We can’t furlough the thousands of lobbyists who swarm around Washington like bees searching for honey. Hard-working civil servants pay taxes just like everyone else. The White House and Congress should be held accountable for their actions — or in this case inactions — just as employees are at end of the year personnel evaluations The president, members of Congress and their respective employees should be docked one full day’s pay for each day the upcoming fiscal 2014 budget is not adopted on time. They need to perform this most basic requirement of their jobs, which is passing a budget on time, just like federal civil servants do on a daily basis.

From Larry Penner, Great Neck, N.Y.

Ax IRS with Fair Tax Act

Recent news regarding the Internal Revenue Service targeting certain political groups and their members for harassment via tax-exempt applications and tax return audits provides further reason why we the people should vote to disband the agency. Legislation titled The Fair Tax Act would do just that and awaits hearings in the House Ways and Means Committee and the Senate Finance Committee.

The fair tax would eliminate the IRS, all income taxes, the Social Security payroll tax, corporation taxes, estate taxes and taxes on interest, dividends and capital gains, and Medicare premiums. All of these would be replaced by a tax on consumption, configured in such a way as to provide relief for low-income families and to progressively increase the amount of taxes paid as spending above the poverty level increases. It would enlarge the tax base so that current taxpayers will pay less in taxes on average, reward saving and investment and stimulate the economy by encouraging businesses to remain in America.

From Patrick R. Burkett, Bend, Ore.

Cut nukes, put savings toward public programs

I strongly agree with the reasons for nuclear disarmament outlined in The Hill’s June 19 post “Obama proposes cutting nukes by a third.” President Obama’s 2014 budget  allocates $11.7 billion for nuclear security. A reduction in the U.S. nuclear arsenal would allow funding for public programs suffering budget cuts from the 2013 sequestration. Among these programs, education is particularly impacted.

According to the National Education Association, budget cuts due to sequestration result in a decrease in financial aid for college students, the elimination of many education jobs, and cuts in funding for special education, among other effects. In Washington, D.C., work study cuts affect more than 5,000 college students. In Virginia, more than 14,000 students are affected. As a college student, these cuts directly affect my generation and our transition from to students to professionals. The United States must focus on supporting its people by decreasing its nuclear arsenal and using the money toward our public programs.

From Andrea Simons, Medford, Mass.

Carter emphasizes peace through dialogue
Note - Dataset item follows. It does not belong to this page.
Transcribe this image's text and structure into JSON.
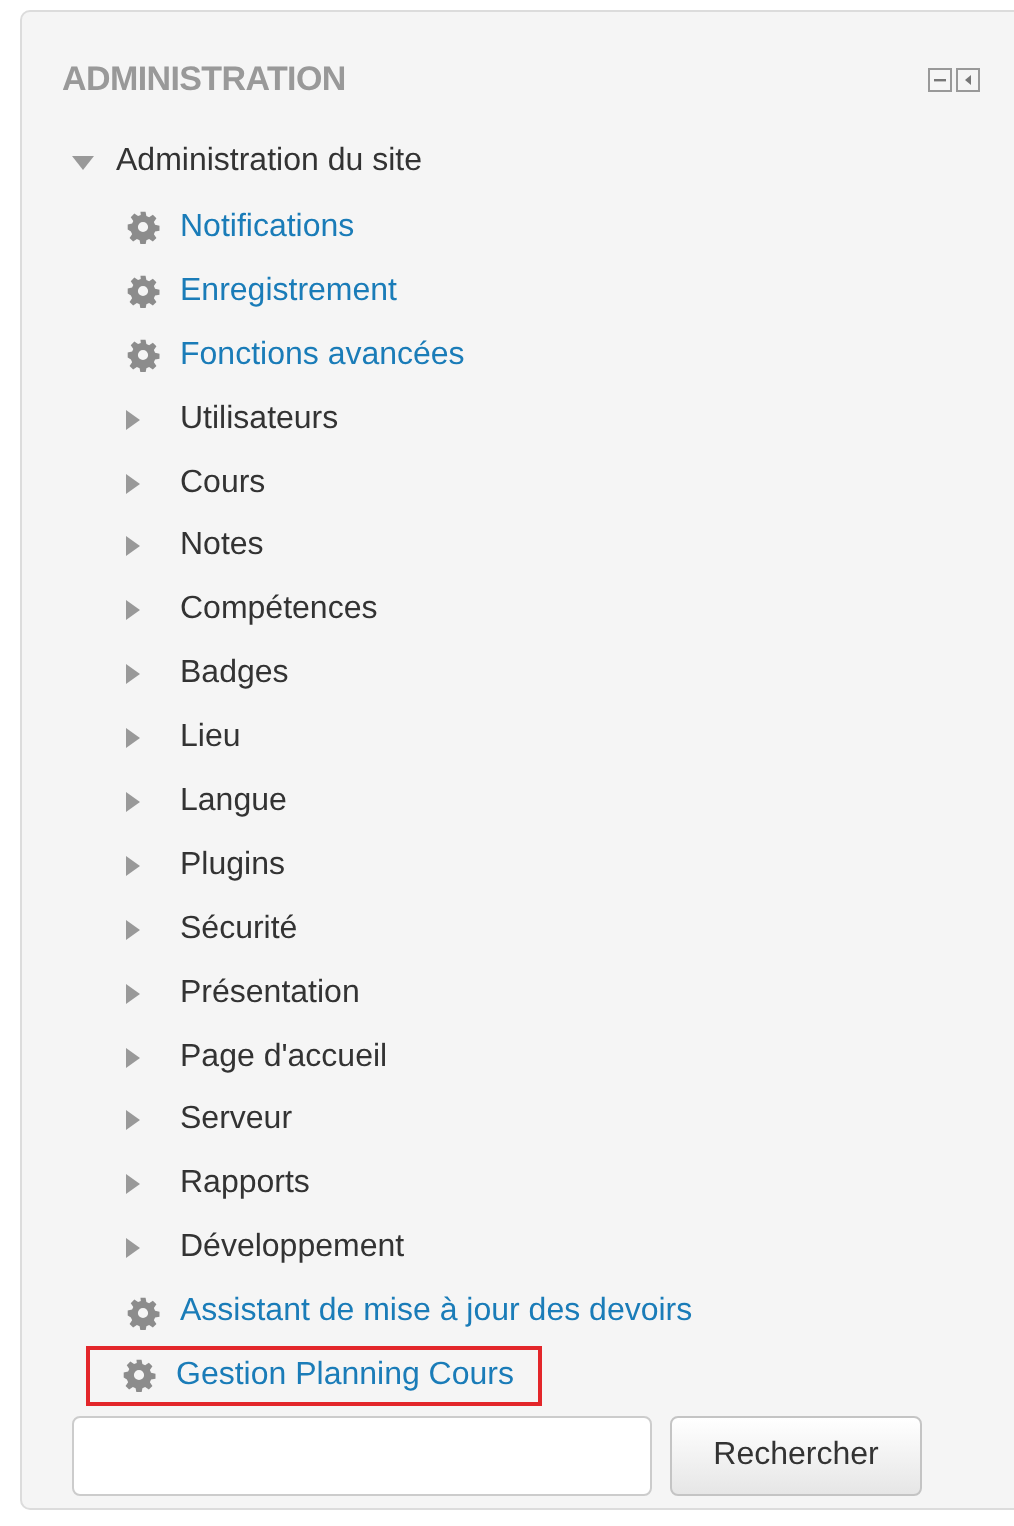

The Hill’s June 20 article “Ex-President Carter wants sanctions weakened on terrorist groups” misrepresents former President Jimmy Carter’s position on terrorism, as well as the Charity and Security Network’s petition on peacebuilding. The petition in question in no way seeks changes to the sanction regime targeting terrorist organizations. Rather, it calls on the secretary of State to make clear that mediation, training and other activities designed to reduce terrorism cannot be considered “material support” to terrorist organizations. This is in keeping with President Carter’s longstanding support for dialogue as a means of resolving violent conflict.

From Nathan Stock, assistant director of the Conflict Resolution Program at The Carter Center, Atlanta, Ga.